**Web page and app entries**
----

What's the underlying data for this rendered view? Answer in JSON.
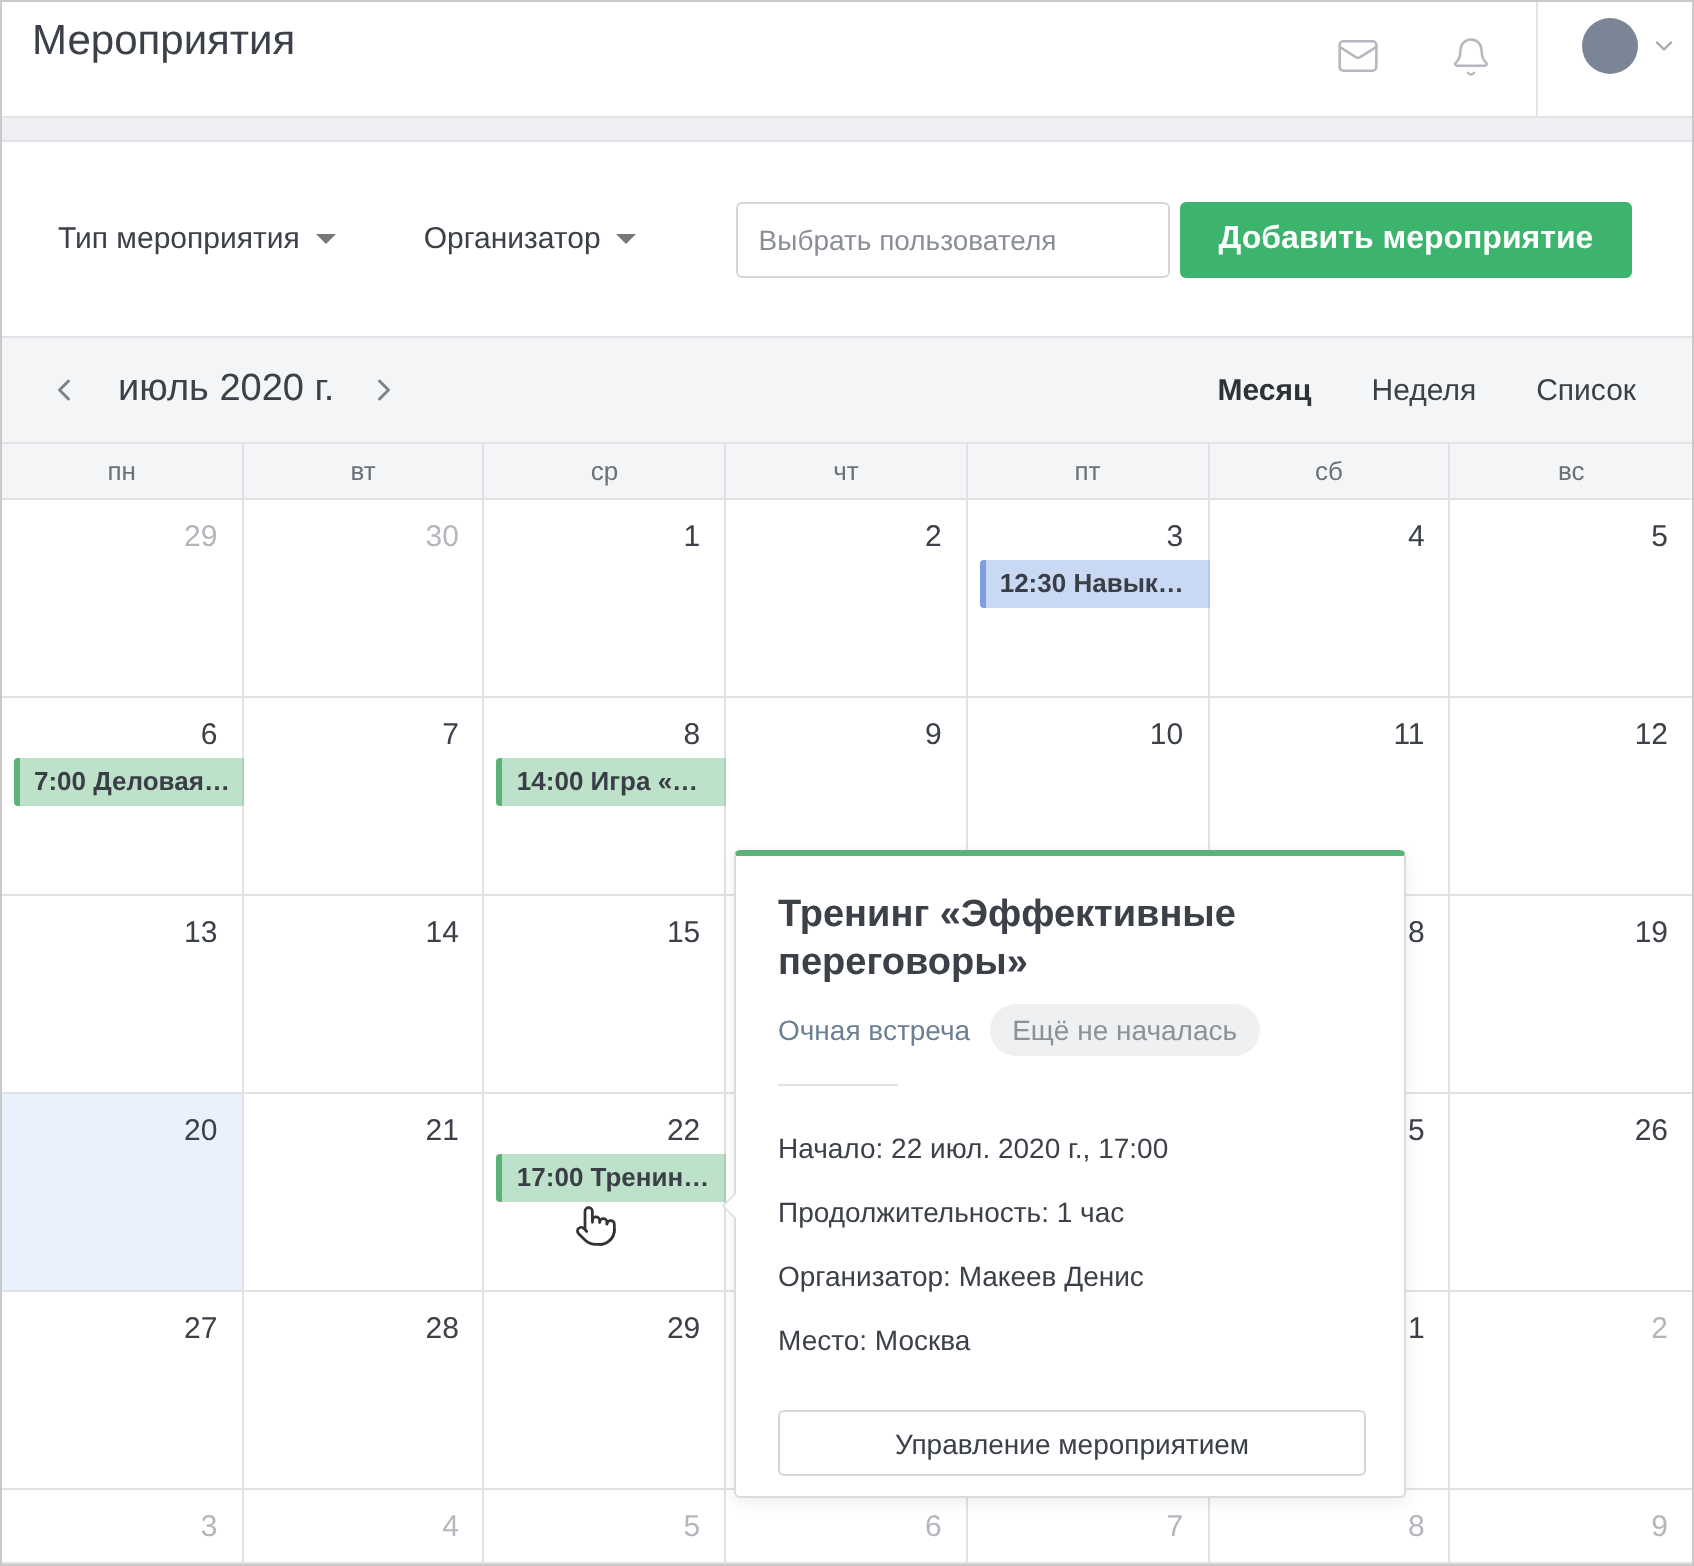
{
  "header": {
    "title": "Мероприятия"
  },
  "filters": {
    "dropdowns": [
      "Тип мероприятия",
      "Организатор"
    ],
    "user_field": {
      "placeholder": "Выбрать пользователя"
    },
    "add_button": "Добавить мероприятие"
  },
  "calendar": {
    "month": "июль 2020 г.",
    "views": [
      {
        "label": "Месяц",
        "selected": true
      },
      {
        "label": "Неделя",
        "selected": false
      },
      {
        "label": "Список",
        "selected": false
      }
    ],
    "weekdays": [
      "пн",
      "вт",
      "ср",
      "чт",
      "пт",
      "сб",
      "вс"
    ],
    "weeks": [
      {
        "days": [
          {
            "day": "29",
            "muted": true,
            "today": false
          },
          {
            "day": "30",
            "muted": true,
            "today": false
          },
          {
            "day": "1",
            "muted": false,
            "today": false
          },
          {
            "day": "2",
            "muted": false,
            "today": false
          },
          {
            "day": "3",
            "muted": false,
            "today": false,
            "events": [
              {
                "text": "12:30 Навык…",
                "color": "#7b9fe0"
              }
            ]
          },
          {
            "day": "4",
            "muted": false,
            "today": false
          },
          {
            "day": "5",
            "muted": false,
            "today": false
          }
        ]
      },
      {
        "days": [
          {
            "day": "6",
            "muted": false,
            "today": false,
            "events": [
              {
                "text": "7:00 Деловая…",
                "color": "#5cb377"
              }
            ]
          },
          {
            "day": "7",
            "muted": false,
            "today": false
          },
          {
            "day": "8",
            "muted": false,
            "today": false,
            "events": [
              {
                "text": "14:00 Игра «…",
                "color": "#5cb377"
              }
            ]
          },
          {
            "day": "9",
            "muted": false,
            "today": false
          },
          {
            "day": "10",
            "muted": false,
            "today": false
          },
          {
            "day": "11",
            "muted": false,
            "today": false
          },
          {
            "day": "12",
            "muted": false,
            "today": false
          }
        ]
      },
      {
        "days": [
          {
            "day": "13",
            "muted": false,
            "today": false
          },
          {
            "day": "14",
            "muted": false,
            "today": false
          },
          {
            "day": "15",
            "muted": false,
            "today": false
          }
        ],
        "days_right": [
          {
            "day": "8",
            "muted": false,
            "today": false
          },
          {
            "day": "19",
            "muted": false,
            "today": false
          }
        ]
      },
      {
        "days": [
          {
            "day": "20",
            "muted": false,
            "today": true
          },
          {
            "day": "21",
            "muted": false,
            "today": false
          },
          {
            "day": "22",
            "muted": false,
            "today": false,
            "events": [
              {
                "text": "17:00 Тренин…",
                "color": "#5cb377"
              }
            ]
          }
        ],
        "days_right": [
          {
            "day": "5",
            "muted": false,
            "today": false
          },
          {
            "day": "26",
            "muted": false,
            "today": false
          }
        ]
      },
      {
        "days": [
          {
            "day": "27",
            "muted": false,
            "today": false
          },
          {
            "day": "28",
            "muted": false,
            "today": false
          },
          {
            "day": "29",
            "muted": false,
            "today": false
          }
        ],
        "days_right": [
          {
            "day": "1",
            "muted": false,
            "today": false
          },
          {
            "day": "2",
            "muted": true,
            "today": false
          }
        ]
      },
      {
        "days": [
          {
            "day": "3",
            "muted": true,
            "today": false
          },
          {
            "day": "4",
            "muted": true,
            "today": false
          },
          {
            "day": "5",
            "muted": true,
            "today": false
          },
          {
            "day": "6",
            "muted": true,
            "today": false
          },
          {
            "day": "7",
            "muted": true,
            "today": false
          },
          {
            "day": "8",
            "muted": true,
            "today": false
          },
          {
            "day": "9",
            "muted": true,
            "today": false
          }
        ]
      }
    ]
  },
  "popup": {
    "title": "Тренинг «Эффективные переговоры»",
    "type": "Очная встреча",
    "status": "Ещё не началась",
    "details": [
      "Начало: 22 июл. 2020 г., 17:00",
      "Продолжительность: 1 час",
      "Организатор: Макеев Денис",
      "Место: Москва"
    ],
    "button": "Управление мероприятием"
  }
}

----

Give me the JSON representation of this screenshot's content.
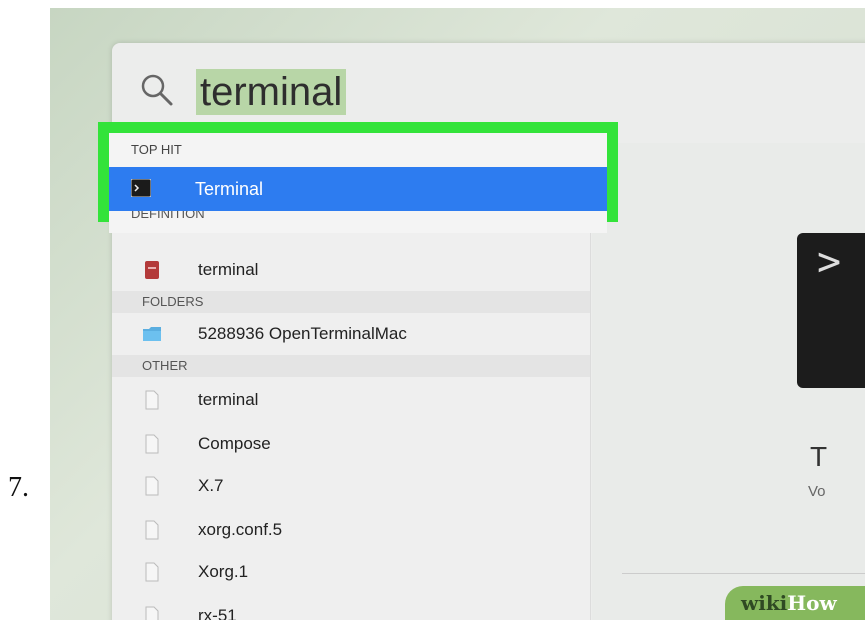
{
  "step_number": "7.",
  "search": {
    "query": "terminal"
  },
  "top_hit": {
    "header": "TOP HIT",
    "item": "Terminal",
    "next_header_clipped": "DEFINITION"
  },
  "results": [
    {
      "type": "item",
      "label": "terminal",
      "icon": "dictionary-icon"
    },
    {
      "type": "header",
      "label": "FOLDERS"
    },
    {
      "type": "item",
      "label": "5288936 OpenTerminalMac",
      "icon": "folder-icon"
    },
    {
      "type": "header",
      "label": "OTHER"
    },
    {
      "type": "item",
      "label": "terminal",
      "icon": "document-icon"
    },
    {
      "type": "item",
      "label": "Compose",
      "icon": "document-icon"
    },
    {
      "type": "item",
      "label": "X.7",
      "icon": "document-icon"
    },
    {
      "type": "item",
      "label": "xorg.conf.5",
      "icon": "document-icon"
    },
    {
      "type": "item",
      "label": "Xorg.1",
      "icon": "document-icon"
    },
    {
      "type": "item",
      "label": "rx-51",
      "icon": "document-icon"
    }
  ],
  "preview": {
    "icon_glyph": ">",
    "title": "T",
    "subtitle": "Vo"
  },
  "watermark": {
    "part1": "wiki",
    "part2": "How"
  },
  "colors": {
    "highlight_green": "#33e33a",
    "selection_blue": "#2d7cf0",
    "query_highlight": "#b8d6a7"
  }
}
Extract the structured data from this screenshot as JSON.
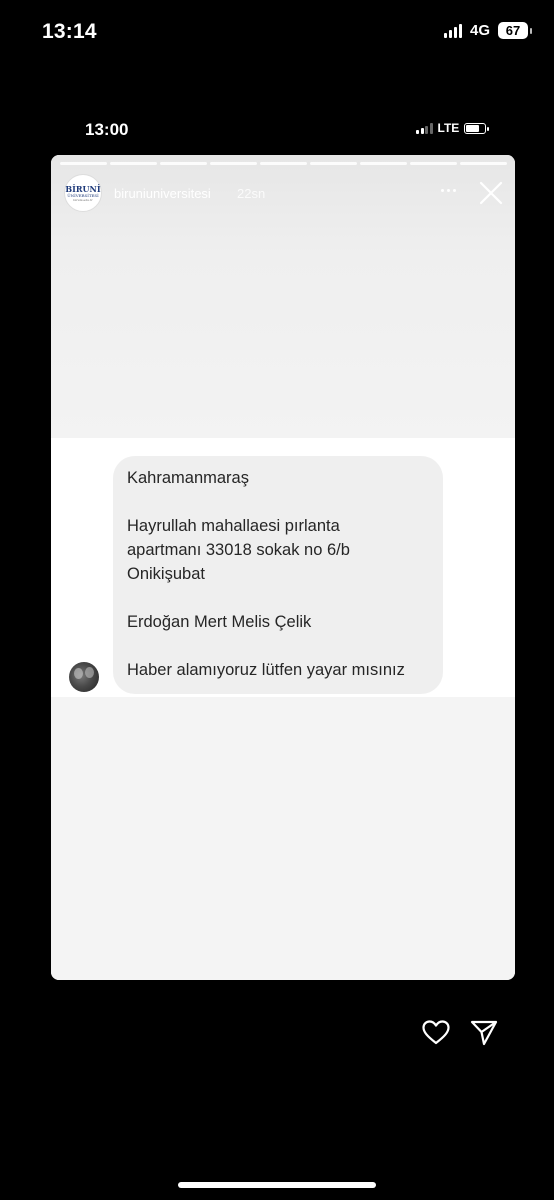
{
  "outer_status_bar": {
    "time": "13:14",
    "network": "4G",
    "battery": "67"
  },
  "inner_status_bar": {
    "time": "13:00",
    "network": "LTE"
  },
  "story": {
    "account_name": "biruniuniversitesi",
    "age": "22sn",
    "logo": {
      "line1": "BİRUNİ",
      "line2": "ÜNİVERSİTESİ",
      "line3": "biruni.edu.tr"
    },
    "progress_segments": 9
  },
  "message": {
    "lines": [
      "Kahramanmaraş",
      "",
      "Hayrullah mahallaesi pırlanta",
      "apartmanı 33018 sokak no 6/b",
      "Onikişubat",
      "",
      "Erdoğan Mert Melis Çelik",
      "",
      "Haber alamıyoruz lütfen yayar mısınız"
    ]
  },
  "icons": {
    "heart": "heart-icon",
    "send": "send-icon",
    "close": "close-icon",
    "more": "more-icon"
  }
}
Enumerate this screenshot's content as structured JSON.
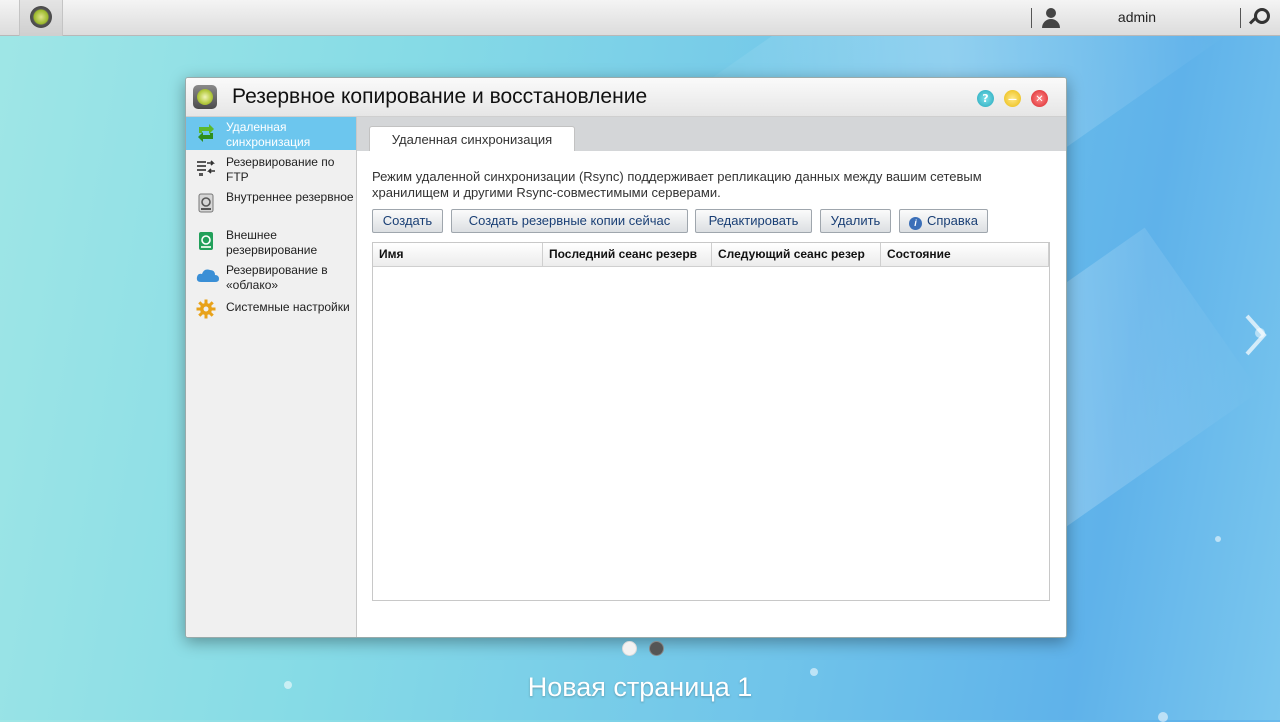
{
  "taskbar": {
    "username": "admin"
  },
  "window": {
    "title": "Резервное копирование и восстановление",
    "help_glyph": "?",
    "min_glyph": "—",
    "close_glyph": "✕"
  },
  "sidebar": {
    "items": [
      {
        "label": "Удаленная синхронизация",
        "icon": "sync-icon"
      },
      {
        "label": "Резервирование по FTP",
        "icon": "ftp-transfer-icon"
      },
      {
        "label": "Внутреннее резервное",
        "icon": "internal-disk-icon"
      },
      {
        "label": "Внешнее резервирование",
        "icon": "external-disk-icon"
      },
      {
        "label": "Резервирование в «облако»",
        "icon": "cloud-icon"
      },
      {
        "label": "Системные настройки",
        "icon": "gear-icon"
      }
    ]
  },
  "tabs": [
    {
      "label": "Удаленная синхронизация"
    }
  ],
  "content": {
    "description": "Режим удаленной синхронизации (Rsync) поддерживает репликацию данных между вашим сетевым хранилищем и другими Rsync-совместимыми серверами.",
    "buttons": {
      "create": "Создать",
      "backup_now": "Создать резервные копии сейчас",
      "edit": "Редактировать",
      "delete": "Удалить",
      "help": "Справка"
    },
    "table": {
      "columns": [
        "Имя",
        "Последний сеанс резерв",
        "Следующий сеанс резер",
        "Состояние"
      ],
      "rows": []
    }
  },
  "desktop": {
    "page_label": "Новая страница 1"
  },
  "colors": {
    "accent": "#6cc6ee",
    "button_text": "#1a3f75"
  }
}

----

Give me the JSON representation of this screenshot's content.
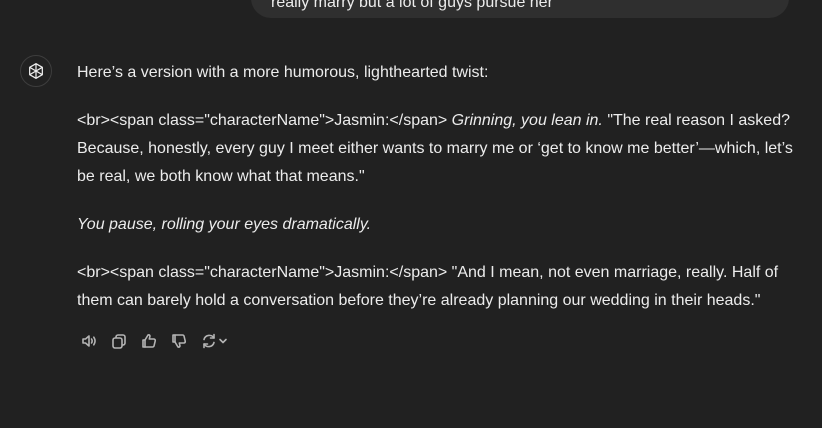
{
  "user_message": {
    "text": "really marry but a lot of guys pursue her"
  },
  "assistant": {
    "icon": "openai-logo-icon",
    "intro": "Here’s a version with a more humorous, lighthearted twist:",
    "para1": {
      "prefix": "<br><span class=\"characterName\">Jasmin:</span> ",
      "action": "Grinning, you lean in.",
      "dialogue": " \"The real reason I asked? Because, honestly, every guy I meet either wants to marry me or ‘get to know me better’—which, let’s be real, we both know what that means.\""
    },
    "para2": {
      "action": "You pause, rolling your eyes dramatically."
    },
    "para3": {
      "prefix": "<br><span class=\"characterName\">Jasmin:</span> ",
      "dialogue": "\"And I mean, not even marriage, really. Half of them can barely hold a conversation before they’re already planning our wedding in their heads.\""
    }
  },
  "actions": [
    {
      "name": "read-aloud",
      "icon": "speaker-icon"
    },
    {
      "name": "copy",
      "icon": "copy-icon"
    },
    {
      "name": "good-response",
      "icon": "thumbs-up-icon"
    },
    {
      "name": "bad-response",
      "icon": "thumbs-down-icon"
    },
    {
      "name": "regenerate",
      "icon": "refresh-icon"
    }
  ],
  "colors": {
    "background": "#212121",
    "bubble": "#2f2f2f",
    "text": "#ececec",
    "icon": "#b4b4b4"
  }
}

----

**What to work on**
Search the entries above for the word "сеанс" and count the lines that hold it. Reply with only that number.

**Task output**
2